Figure 7. Small beaver dam (probably near arrow) blocking drainage flow and causing flooding of replanted trees. West of lake Ladoga (north of lahdenpohja)
West of Lake Onega
Figure 8. A typical example of a beaver dam in the heavily forested area south of Petrasavodsk. Blue arrow, direction of water flow, black arrow points to the beaver dam
Figure 9. This photo is accessible via Panoramio on Google Earth. Credit: Kemsky. On the photo the beaver felled trees are quite obvious, on the satellite image they are not visible. The photo was uploaded on Panoramio in May 2010, the satellite image is dated July 2004, so the beaver damage could not have been
North East of Lake Onega
Figure 10. Significant tree kill quite typical of the beaver dams on the north east side of Lake Onega
Figure 11. Significant tree kill quite typical of the beaver dams on the north east side of Lake Onega
2. York, Geoffrey. The Globe and Mail (Canada) January 22, 2002. Tough Canadians shut out feeble Russians. This winter, a cherished symbol of Canada is rolling through Europe with a vengeance
3. Gray, Malcolm, July 16 2008, MacLean’s Magazine. Ivan, what's that chewing sound? Canadian beavers are chomping their way across Russia.
4. Härkönen, S. Forest damage caused by the Canadian beaver (Castor canadensis) in South Savo, Finland. Silva Fennica 1999 Vol. 33 No. 4 pp. 247-259
5. Halley and Rossell 2008 Chicago Poster [+]
6. Durka et al. 2005 Mitochondrial phylogeography of the Eurasian beaver Castor fiber L. Molecular Ecology (2005) 14, 3843–3856

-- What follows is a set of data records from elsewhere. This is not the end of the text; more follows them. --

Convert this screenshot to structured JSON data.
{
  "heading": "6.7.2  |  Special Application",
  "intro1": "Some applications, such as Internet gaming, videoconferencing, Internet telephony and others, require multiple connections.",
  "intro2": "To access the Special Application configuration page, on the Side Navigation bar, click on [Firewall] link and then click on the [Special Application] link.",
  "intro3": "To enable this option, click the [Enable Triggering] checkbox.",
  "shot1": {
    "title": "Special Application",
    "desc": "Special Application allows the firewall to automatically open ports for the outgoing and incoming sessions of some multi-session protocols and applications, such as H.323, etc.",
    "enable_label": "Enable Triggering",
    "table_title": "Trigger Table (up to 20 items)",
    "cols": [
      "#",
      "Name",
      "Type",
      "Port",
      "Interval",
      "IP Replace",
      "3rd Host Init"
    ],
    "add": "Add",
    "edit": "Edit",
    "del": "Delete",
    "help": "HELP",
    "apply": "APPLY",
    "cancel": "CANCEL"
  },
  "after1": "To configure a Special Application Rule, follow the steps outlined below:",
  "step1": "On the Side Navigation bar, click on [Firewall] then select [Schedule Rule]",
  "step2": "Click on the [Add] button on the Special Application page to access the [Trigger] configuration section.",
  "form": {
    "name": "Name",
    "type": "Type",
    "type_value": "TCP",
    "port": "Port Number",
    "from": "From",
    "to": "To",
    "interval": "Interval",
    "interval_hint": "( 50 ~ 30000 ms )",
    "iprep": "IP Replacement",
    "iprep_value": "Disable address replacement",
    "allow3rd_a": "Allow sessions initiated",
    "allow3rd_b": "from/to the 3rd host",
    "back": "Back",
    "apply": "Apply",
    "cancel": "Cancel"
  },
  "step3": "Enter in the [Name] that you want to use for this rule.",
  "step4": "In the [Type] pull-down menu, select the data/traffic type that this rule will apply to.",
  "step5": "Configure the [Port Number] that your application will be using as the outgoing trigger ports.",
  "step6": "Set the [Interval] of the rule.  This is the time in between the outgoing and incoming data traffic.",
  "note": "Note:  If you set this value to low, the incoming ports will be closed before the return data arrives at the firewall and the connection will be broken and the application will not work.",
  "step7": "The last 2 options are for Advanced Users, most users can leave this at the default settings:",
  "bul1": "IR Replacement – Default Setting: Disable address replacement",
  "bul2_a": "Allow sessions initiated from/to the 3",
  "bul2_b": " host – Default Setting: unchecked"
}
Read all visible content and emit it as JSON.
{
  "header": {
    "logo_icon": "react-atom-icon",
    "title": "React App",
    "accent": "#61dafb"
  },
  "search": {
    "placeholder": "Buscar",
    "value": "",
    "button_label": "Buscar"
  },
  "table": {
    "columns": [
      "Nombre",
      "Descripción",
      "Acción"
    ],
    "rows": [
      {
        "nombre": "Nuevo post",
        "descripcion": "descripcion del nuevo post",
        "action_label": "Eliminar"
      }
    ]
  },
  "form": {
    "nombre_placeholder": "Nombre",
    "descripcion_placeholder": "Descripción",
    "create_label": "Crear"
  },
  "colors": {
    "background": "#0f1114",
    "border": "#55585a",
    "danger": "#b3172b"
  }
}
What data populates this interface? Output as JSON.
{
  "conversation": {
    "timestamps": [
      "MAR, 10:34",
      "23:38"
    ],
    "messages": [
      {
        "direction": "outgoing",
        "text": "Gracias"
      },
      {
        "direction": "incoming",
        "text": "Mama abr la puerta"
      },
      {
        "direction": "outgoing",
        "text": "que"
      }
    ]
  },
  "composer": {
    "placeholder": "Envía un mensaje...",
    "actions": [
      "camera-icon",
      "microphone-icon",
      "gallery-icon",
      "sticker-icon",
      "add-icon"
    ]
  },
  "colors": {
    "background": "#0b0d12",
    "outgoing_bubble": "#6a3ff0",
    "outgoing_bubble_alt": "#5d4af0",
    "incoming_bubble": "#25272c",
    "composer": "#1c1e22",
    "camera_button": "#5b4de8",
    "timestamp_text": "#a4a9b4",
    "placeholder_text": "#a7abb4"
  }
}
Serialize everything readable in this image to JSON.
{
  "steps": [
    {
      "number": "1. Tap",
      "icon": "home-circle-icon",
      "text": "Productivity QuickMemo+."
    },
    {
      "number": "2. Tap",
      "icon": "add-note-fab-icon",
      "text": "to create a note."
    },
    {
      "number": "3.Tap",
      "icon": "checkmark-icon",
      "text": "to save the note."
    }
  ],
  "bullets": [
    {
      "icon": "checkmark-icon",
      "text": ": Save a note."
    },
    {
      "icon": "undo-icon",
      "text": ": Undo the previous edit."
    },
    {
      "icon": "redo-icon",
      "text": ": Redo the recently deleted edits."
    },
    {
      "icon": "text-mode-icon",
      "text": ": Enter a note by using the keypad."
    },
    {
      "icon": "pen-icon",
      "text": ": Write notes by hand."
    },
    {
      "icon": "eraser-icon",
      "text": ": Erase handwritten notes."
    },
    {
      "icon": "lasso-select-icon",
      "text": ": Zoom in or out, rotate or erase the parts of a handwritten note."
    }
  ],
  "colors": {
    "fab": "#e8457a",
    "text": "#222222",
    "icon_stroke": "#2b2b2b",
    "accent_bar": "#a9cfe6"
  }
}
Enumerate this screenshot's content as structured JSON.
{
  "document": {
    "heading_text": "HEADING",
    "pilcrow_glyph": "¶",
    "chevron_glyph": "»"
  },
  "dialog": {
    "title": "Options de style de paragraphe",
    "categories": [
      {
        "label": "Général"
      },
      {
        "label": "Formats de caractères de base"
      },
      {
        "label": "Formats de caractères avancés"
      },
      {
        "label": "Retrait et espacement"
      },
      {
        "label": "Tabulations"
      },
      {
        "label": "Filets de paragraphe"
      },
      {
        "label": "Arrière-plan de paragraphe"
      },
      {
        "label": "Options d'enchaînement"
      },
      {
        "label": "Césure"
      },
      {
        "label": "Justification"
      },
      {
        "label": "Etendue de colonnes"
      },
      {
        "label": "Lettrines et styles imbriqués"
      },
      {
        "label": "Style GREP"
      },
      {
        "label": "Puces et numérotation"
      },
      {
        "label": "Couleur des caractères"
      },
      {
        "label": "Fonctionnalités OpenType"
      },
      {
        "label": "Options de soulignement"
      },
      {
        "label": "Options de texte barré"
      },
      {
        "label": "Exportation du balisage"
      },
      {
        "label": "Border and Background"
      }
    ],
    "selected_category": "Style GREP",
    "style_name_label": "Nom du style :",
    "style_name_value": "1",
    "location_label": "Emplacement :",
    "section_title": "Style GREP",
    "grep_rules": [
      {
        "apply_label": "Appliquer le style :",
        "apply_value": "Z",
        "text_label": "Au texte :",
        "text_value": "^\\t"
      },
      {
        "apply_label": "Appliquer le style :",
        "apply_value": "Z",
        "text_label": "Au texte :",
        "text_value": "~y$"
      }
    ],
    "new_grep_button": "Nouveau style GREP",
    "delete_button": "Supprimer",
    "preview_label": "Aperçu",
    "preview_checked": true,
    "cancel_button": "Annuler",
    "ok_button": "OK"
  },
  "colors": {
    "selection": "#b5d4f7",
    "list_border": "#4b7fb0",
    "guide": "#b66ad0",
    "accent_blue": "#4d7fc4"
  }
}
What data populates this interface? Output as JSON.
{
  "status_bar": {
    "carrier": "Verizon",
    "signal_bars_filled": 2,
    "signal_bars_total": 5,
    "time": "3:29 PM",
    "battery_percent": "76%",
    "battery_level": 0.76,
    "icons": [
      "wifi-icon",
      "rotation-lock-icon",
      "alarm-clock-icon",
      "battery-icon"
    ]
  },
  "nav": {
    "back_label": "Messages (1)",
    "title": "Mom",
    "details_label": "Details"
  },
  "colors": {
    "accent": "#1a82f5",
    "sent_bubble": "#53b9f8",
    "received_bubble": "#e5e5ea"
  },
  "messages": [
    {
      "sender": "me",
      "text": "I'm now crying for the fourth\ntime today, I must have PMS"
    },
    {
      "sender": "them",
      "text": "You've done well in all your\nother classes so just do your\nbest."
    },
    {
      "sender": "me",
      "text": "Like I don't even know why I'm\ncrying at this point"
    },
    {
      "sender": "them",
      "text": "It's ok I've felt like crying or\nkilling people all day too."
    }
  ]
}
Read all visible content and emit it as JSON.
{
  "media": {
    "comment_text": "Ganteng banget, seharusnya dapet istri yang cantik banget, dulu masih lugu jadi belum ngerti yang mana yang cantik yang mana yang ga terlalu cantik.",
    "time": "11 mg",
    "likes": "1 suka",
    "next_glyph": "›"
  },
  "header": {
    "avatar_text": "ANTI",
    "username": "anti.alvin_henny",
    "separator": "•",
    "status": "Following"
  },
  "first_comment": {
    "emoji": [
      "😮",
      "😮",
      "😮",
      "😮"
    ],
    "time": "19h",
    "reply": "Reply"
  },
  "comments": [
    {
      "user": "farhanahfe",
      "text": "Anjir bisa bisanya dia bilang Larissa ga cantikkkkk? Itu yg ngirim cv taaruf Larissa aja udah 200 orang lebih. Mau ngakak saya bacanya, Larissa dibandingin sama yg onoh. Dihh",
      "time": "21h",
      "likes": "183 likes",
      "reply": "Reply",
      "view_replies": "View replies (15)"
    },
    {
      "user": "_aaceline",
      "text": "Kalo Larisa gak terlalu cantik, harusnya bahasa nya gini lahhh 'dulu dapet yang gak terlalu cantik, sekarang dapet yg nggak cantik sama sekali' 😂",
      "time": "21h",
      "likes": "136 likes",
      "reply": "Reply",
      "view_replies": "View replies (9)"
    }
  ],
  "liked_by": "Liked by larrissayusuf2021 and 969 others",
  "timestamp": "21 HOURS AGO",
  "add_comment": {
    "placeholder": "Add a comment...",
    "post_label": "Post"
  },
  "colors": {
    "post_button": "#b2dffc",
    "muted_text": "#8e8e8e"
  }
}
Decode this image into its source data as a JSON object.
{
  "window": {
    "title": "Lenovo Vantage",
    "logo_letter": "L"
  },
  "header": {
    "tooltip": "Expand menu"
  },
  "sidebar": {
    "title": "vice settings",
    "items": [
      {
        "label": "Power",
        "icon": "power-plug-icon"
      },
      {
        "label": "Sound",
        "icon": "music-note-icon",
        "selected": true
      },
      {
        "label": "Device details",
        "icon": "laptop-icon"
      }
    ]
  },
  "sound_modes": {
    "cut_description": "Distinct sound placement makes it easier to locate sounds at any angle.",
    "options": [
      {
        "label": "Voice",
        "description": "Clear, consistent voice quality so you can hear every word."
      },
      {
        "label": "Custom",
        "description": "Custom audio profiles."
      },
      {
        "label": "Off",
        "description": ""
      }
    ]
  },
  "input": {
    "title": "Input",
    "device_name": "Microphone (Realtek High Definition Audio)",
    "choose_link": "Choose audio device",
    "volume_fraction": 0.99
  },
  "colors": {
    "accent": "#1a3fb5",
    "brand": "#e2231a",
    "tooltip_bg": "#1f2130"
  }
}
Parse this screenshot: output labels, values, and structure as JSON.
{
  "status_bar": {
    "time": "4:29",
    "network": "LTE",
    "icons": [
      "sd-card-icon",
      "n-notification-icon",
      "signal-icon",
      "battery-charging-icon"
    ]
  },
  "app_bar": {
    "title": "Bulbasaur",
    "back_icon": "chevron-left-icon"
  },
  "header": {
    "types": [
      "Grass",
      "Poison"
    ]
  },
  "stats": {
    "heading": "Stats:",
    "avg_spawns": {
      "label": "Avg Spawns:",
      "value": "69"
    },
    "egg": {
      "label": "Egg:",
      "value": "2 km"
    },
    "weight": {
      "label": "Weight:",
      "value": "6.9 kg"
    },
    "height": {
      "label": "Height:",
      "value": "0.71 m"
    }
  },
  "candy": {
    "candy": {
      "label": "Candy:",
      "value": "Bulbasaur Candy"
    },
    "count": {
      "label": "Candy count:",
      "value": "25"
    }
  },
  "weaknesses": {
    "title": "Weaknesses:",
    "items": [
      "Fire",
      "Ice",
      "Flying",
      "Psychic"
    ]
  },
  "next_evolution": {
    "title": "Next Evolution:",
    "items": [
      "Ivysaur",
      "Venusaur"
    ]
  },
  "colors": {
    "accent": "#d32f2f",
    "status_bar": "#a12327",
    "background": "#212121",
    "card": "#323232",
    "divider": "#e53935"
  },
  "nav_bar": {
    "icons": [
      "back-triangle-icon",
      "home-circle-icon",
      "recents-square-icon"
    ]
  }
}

7.Lahti, S. (1995) Bäverns utbredning i Finland från 1980-talet fram till idag. In Proceedings of the 3rd Nordic Beaver Sym- posium, ed. A. Ermala and S. Lahti, pp. 41-43. Finnish Game and Fisheries Research Institute, Helsinki.
8. Ermala, A., Helminen, M. and Lahti, S. (1989) Some aspects of the occurrence, abundance and future of the Finnish beaver population. Suomen Riista 35, 108-118.
9. Safonov, V. G. (1975) Ergebnisse der Wiedereinbürgerung des Flussbibers (Castor fiber L.) in der UdSSR. Beitragezur Jagdund Wildforschung 9, 397-405.
10. Nummi, P. 2001. Alien species in Finland. – The Finnish Environment 466. Ministry of the Environment
11. Lahti, S. (1995) Bäverns utbredning i Finland från 1980-talet fram till idag. In Proceedings of the 3rd Nordic Beaver Sym- posium, ed. A. Ermala and S. Lahti, pp. 41-43. Finnish Game and Fisheries Research Institute, Helsinki.
12. Данилов П. И. 2005. Охотничьи звери Карелии. М.: Наука. 340 с. (Danilov P.I. Game animals of Karelia Moscow Nauka 2005, 340pp.
13. IUCN Red list; Castor Fiber: http://www.iucnredlist.org/apps/redlist/details/4007/0
14. IUCN Red List: Castor Canadensis: http://www.iucnredlist.org/apps/redlist/details/4003/0